━━━ Data extracts

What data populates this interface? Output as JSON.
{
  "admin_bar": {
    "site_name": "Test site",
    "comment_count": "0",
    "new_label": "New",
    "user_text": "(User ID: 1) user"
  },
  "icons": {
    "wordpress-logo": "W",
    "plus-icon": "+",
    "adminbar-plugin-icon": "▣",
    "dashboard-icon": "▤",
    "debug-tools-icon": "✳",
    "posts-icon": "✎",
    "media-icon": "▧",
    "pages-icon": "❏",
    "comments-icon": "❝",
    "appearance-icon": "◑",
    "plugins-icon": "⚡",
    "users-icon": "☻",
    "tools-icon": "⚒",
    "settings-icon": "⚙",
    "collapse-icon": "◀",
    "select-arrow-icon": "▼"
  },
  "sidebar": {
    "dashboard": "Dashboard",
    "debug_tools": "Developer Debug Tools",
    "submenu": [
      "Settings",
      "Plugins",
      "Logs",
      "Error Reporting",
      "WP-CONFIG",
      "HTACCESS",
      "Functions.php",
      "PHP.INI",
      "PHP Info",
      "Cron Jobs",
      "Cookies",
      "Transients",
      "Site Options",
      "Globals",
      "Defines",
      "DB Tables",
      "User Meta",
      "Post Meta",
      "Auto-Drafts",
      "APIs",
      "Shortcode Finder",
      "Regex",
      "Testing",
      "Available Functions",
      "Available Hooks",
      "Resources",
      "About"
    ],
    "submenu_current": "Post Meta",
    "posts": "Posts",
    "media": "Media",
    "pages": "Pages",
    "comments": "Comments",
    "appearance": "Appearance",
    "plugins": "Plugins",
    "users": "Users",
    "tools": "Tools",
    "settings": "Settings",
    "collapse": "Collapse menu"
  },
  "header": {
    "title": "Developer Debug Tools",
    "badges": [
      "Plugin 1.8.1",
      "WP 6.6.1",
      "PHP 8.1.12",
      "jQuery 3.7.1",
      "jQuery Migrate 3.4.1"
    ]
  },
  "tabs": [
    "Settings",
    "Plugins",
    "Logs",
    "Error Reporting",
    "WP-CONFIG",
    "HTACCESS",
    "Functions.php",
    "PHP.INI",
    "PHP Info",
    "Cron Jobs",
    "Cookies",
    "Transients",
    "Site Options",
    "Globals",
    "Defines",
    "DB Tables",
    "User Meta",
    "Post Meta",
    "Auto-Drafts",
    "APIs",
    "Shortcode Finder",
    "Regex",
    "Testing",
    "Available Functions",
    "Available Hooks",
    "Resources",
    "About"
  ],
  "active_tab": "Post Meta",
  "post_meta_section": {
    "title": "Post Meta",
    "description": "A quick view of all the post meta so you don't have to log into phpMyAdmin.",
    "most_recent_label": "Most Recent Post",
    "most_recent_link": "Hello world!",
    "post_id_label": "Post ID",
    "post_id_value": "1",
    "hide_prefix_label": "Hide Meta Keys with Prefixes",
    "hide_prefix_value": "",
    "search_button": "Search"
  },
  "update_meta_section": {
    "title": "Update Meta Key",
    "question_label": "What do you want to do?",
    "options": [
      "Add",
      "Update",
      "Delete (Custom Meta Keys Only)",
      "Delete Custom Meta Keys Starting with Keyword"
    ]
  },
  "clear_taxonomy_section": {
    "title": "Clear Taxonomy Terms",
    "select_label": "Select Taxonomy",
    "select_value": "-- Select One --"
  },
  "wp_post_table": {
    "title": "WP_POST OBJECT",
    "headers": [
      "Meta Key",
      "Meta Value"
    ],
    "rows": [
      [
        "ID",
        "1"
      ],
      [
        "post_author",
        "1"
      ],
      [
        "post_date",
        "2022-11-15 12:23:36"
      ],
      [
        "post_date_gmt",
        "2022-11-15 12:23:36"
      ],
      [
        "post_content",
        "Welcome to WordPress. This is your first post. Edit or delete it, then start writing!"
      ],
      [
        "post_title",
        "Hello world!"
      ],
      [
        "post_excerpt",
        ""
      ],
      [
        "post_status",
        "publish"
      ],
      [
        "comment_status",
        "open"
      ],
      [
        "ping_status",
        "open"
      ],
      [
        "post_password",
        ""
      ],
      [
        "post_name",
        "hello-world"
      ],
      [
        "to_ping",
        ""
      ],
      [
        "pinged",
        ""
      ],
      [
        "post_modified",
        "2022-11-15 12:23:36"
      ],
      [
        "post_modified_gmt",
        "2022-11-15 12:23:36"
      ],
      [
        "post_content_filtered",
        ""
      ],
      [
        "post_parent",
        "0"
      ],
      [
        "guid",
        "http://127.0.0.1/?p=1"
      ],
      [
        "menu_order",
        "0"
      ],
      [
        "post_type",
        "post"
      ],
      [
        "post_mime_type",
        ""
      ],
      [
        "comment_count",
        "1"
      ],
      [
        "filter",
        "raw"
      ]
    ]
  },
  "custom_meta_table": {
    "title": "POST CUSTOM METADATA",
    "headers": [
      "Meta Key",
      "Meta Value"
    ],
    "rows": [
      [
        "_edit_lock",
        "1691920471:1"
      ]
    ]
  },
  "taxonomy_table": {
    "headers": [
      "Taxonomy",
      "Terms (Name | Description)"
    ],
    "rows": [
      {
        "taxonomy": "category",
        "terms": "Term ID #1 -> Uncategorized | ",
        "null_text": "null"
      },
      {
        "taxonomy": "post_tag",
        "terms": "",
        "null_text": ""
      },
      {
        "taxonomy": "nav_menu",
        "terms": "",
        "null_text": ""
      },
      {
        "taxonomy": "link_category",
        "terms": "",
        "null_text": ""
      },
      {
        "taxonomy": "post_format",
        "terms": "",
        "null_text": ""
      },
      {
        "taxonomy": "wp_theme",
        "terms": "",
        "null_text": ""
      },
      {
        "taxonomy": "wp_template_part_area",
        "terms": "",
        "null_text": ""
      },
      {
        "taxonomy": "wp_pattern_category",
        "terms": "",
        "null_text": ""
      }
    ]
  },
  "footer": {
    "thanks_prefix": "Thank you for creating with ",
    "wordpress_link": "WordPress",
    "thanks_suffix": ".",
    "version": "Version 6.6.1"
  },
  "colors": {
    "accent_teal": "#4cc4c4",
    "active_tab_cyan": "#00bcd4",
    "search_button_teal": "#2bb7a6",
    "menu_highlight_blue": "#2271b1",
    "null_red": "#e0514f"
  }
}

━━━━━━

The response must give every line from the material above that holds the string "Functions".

      "Functions.php",
      "Available Functions",
    "Functions.php",
    "Available Functions",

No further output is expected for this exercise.